(2018) Beucler, T.A Spectral Budget for the Size of Convective Self-Aggregation. 33rd Conference on Hurricanes and Tropical Meteorology
(2017) Beucler, T.A Moist Static Energy Perspective on Atmospheric Rivers17th Conference on Mesoscale Processes
(2017) Beucler, T.The Vertical Structure of Radiative-Convective Instability21st Conference on Atmospheric and Oceanic Fluid Dynamics
(2016) Beucler, T. & T. Cronin: Moisture-Radiative Cooling Instability. Journal of Advances in Modeling Earth Systems, 8, 1620–1640.
(2016) Beucler, T.Instabilities of Radiative Convective Equilibrium with an Interactive Surface32nd Conference on Hurricanes and Tropical Meteorology
(2014) (Thesis) Beucler, T. & K. Emanuel: Self-aggregation phenomenon in cyclogenesisMasters Thesis in Fluid Mechanics.

Atmospheric Water Dynamics

(2024) Mooers, G., T. Beucler, M. Pritchard & S. Mandt: Understanding Precipitation Changes through Unsupervised Machine Learning. Environmental Data Science3, e3 [pdf].
(2020) Beucler, T., D. Leutwyler & J. Windmiller: Quantifying Convective Aggregation Using the Tropical Moist Margin’s Length. Journal of Advances in Modeling Earth Systems, 12, e2020MS002092. [pdf]
(2020) Abbott, T., T. Cronin & T. BeuclerConvective dynamics and the response of precipitation extremes to warming in radiative-convective equilibrium. Journal of the Atmospheric Sciences, 77, 1637-1660. [pdf]
(2016) Beucler, T.A Correlated Stochastic Model for the Large-scale Advection, Condensation and Diffusion of Water Vapour.
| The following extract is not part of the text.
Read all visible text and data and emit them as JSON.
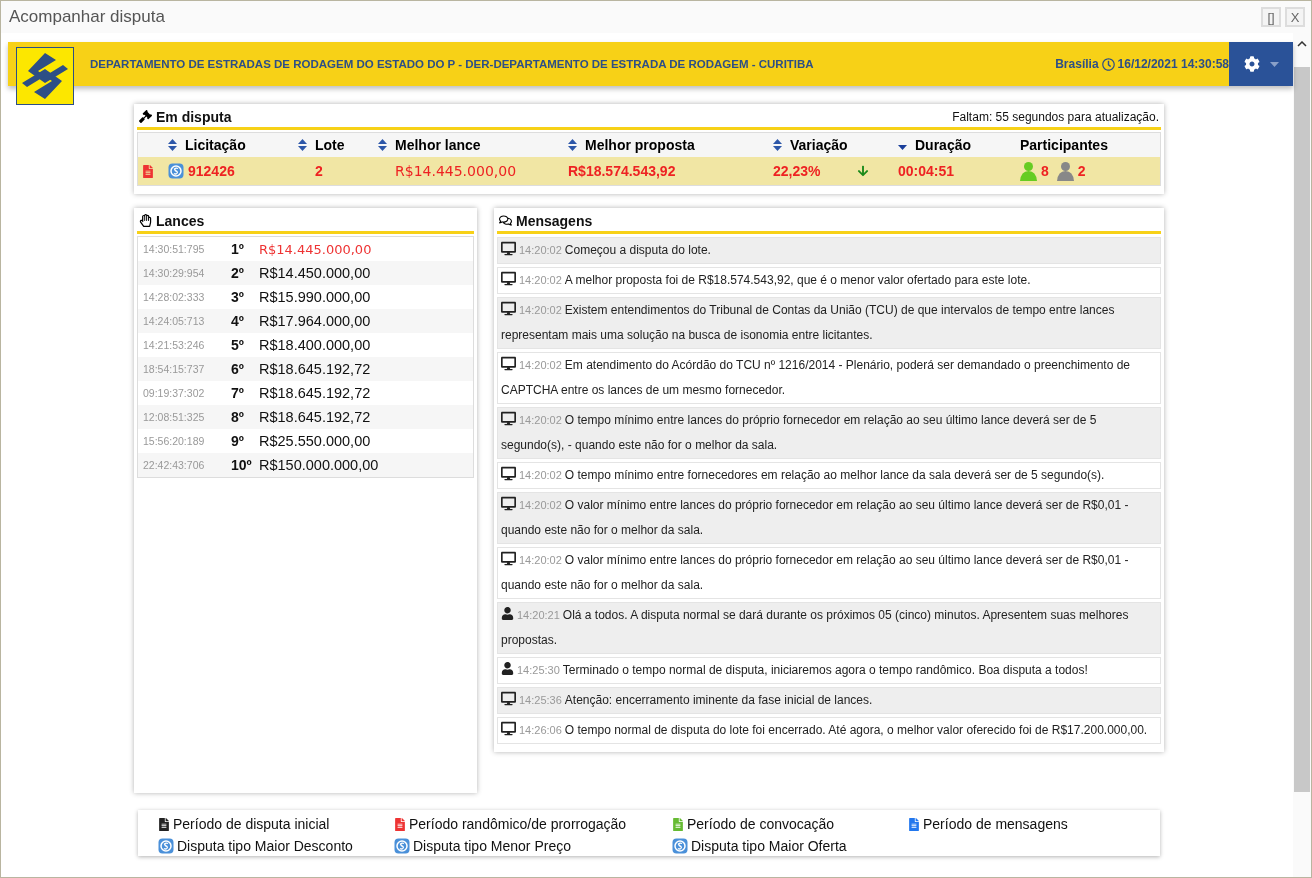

Quarterly Journal of the Royal Meteorological Society, 142, 1721–1731.

Climate Risk Analysis & Downscaling

• (2024) Rampal, N., S. Hobeichi, P. B. Gibson, J. Baño-Medina, G. Abramowitz, T. Beucler, J. González-Abad, W. Chapman, P. Harder & José Manuel Gutiérrez: Enhancing Regional Climate Downscaling Through Advances in Machine LearningArtificial Intelligence for the Earth Systems3(2), 230066.
• (Submitted) Cache, T., M. GomezT. Beucler, J. Blagojevic, J. Leitao & N. Peleg: Enhancing generalizability of data-driven urban flood models by incorporating contextual information.
More coming soon, see our submission to the 2018 ClimateChanged@MIT competition in the meantime.

Perspectives and Literature Reviews

• (2024) Beucler, T., E. Koch, S. Kotlarski, D. Leutwyler, A. Michel & J. Koh: Next-Generation Earth System Models: Towards Reliable Hybrid Models for Weather and Climate Applications. SATW Whitepaper on “AI for Climate Change Mitigation”, 5.2.
• (2024) Rampal, N., S. Hobeichi, P. B. Gibson, J. Baño-Medina, G. Abramowitz, T. Beucler, J. González-Abad, W. Chapman, P. Harder & José Manuel Gutiérrez: Enhancing Regional Climate Downscaling Through Advances in Machine LearningArtificial Intelligence for the Earth Systems3(2), 230066.
(2023) Beucler, T., I. Ebert-Uphoff, S. Rasp, M. Pritchard & P. Gentine: Machine Learning for Clouds and Climate. Clouds and Their Climatic Impact: Radiation, Circulation, and Precipitation, edited by: Sullivan, SC and Hoose, C., Wiley–American Geophysical Union: 327-346. [pdf]
(2021) Gentine, P., V. Eyring & T. BeuclerDeep Learning for the Parametrization of Subgrid Processes in Climate Models. Deep Learning for the Earth Sciences: A Comprehensive Approach to Remote Sensing, Climate Science, and Geosciences, 307-314.